*** Opening SUPPLIED INFORMATION ***

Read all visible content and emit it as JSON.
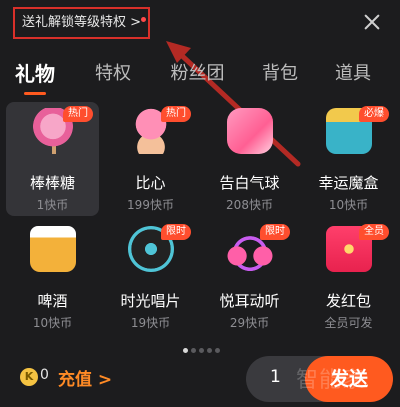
{
  "header": {
    "promo_text": "送礼解锁等级特权 >",
    "close_icon": "close-icon"
  },
  "tabs": [
    {
      "label": "礼物",
      "active": true
    },
    {
      "label": "特权",
      "active": false
    },
    {
      "label": "粉丝团",
      "active": false
    },
    {
      "label": "背包",
      "active": false
    },
    {
      "label": "道具",
      "active": false
    }
  ],
  "gifts": [
    {
      "name": "棒棒糖",
      "price": "1快币",
      "badge": "热门",
      "icon": "lollipop-icon",
      "color": "#e8609a",
      "selected": true
    },
    {
      "name": "比心",
      "price": "199快币",
      "badge": "热门",
      "icon": "heart-hand-icon",
      "color": "#ff7aa8",
      "selected": false
    },
    {
      "name": "告白气球",
      "price": "208快币",
      "badge": "",
      "icon": "love-balloon-icon",
      "color": "#ff6fa0",
      "selected": false
    },
    {
      "name": "幸运魔盒",
      "price": "10快币",
      "badge": "必爆",
      "icon": "treasure-box-icon",
      "color": "#39b3c8",
      "selected": false
    },
    {
      "name": "啤酒",
      "price": "10快币",
      "badge": "",
      "icon": "beer-icon",
      "color": "#f3b13a",
      "selected": false
    },
    {
      "name": "时光唱片",
      "price": "19快币",
      "badge": "限时",
      "icon": "vinyl-record-icon",
      "color": "#4fc4d6",
      "selected": false
    },
    {
      "name": "悦耳动听",
      "price": "29快币",
      "badge": "限时",
      "icon": "headphones-icon",
      "color": "#c85cf0",
      "selected": false
    },
    {
      "name": "发红包",
      "price": "全员可发",
      "badge": "全员",
      "icon": "red-envelope-icon",
      "color": "#ff3f6b",
      "selected": false
    }
  ],
  "pagination": {
    "page_count": 5,
    "current_page": 1
  },
  "footer": {
    "coin_symbol": "K",
    "balance": "0",
    "recharge_label": "充值 >",
    "quantity": "1",
    "send_label": "发送",
    "watermark": "智能家"
  }
}
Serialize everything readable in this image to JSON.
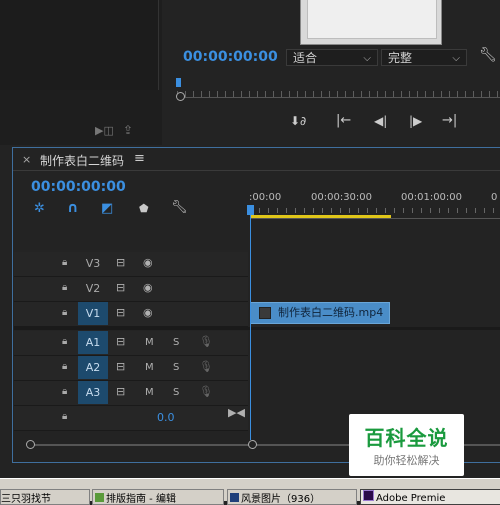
{
  "program_monitor": {
    "timecode": "00:00:00:00",
    "fit_dropdown": "适合",
    "quality_dropdown": "完整",
    "wrench_icon": "wrench-icon",
    "transport": [
      "add-marker-icon",
      "go-to-in-icon",
      "step-back-icon",
      "play-icon",
      "go-to-out-icon"
    ]
  },
  "source_icons": [
    "export-frame-icon",
    "button-editor-icon"
  ],
  "sequence": {
    "close": "×",
    "name": "制作表白二维码",
    "menu": "≡",
    "timecode": "00:00:00:00",
    "ruler": [
      ":00:00",
      "00:00:30:00",
      "00:01:00:00",
      "0"
    ],
    "video_tracks": [
      "V3",
      "V2",
      "V1"
    ],
    "audio_tracks": [
      "A1",
      "A2",
      "A3"
    ],
    "mute": "M",
    "solo": "S",
    "master_value": "0.0",
    "clip_name": "制作表白二维码.mp4"
  },
  "watermark": {
    "title": "百科全说",
    "subtitle": "助你轻松解决"
  },
  "taskbar": {
    "items": [
      "三只羽找节",
      "排版指南 - 编辑",
      "风景图片（936）",
      "Adobe Premie"
    ]
  },
  "colors": {
    "accent": "#3b8fe0",
    "active_track": "#1d4a6d",
    "clip": "#4a8dc8",
    "watermark_green": "#1a9a3e"
  }
}
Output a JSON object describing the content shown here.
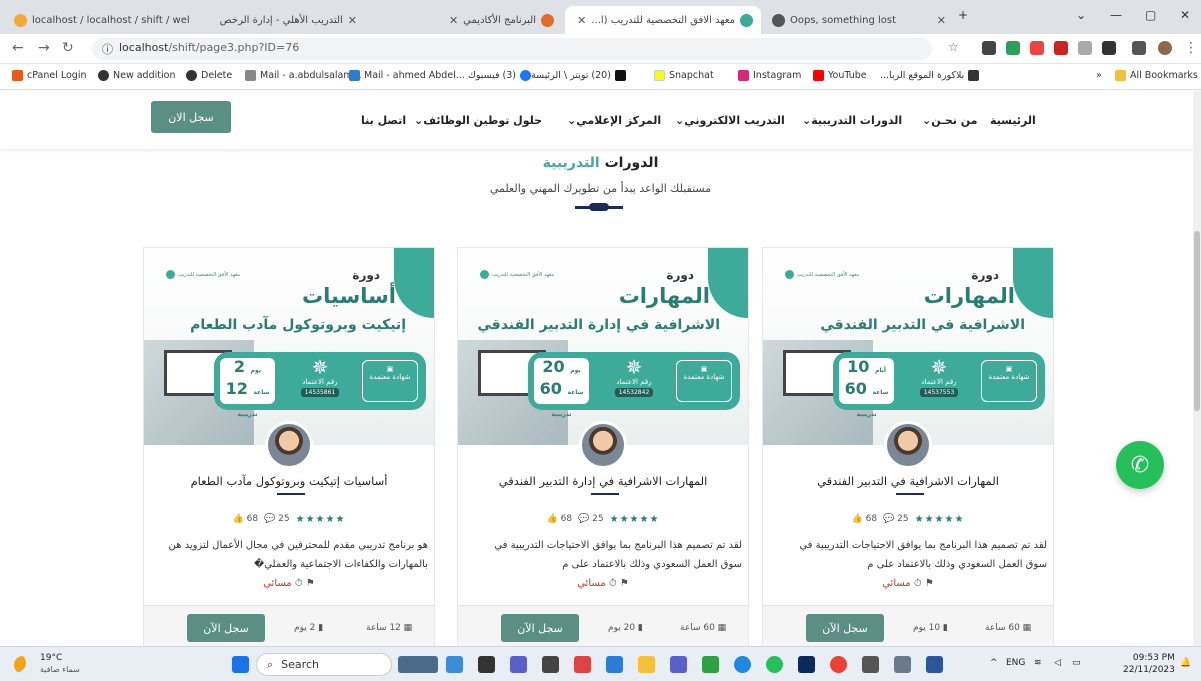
{
  "browser": {
    "tabs": [
      {
        "title": "localhost / localhost / shift / wel",
        "fav": "#f3a93a"
      },
      {
        "title": "التدريب الأهلي - إدارة الرخص",
        "fav": "#888"
      },
      {
        "title": "البرنامج الأكاديمي",
        "fav": "#e36b2c"
      },
      {
        "title": "معهد الافق التخصصية للتدريب (ا...",
        "fav": "#3eaa9a"
      },
      {
        "title": "Oops, something lost",
        "fav": "#555"
      }
    ],
    "url_host": "localhost",
    "url_path": "/shift/page3.php?ID=76",
    "bookmarks": [
      "cPanel Login",
      "New addition",
      "Delete",
      "Mail - a.abdulsalam...",
      "Mail - ahmed Abdel...",
      "(3) فيسبوك",
      "(20) تويتر \\ الرئيسة",
      "Snapchat",
      "Instagram",
      "YouTube",
      "بلاكورة الموقع الربا..."
    ],
    "bookmark_colors": [
      "#e8591a",
      "#333",
      "#333",
      "#555",
      "#2b7cd3",
      "#1877f2",
      "#111",
      "#fffc00",
      "#d62976",
      "#ff0000",
      "#333"
    ],
    "all_bookmarks": "All Bookmarks",
    "more": "»"
  },
  "site": {
    "menu": [
      "الرئيسية",
      "من نحـن",
      "الدورات التدريبية",
      "التدريب الالكتروني",
      "المركز الإعلامي",
      "حلول توطين الوظائف",
      "اتصل بنا"
    ],
    "register": "سجل الان",
    "heading_a": "الدورات",
    "heading_b": "التدريبية",
    "subheading": "مستقبلك الواعد يبدأ من تطويرك المهني والعلمي"
  },
  "cards": [
    {
      "b_title": "المهارات",
      "b_sub": "الاشرافية في التدبير الفندقي",
      "b_days": "10",
      "b_days_unit": "أيام",
      "b_hours": "60",
      "b_hours_unit": "ساعة تدريبية",
      "b_accr": "رقم الاعتماد",
      "b_accr_num": "14537553",
      "b_cert": "شهادة معتمدة",
      "b_dawra": "دورة",
      "b_logo": "معهد الأفق التخصصية للتدريب",
      "title": "المهارات الاشرافية في التدبير الفندقي",
      "likes": "68",
      "comments": "25",
      "stars": "★★★★★",
      "desc": "لقد تم تصميم هذا البرنامج بما يوافق الاحتياجات التدريبية في سوق العمل السعودي وذلك بالاعتماد على م",
      "time": "مسائي",
      "btn": "سجل الآن",
      "days": "10 يوم",
      "hours": "60 ساعة"
    },
    {
      "b_title": "المهارات",
      "b_sub": "الاشرافية في إدارة التدبير الفندقي",
      "b_days": "20",
      "b_days_unit": "يوم",
      "b_hours": "60",
      "b_hours_unit": "ساعة تدريبية",
      "b_accr": "رقم الاعتماد",
      "b_accr_num": "14532842",
      "b_cert": "شهادة معتمدة",
      "b_dawra": "دورة",
      "b_logo": "معهد الأفق التخصصية للتدريب",
      "title": "المهارات الاشرافية في إدارة التدبير الفندقي",
      "likes": "68",
      "comments": "25",
      "stars": "★★★★★",
      "desc": "لقد تم تصميم هذا البرنامج بما يوافق الاحتياجات التدريبية في سوق العمل السعودي وذلك بالاعتماد على م",
      "time": "مسائي",
      "btn": "سجل الآن",
      "days": "20 يوم",
      "hours": "60 ساعة"
    },
    {
      "b_title": "أساسيات",
      "b_sub": "إتيكيت وبروتوكول مآدب الطعام",
      "b_days": "2",
      "b_days_unit": "يوم",
      "b_hours": "12",
      "b_hours_unit": "ساعة تدريبية",
      "b_accr": "رقم الاعتماد",
      "b_accr_num": "14535861",
      "b_cert": "شهادة معتمدة",
      "b_dawra": "دورة",
      "b_logo": "معهد الأفق التخصصية للتدريب",
      "title": "أساسيات إتيكيت وبروتوكول مآدب الطعام",
      "likes": "68",
      "comments": "25",
      "stars": "★★★★★",
      "desc": "هو برنامج تدريبي مقدم للمحترفين في مجال الأعمال لتزويد هن بالمهارات والكفاءات الاجتماعية والعملي�",
      "time": "مسائي",
      "btn": "سجل الآن",
      "days": "2 يوم",
      "hours": "12 ساعة"
    }
  ],
  "taskbar": {
    "temp": "19°C",
    "weather": "سماء صافية",
    "search": "Search",
    "lang": "ENG",
    "time": "09:53 PM",
    "date": "22/11/2023"
  }
}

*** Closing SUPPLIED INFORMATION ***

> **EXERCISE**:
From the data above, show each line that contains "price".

> **PROBLEM SOLUTION**:
      "price": "1快币",
      "price": "199快币",
      "price": "208快币",
      "price": "10快币",
      "price": "10快币",
      "price": "19快币",
      "price": "29快币",
      "price": "全员可发",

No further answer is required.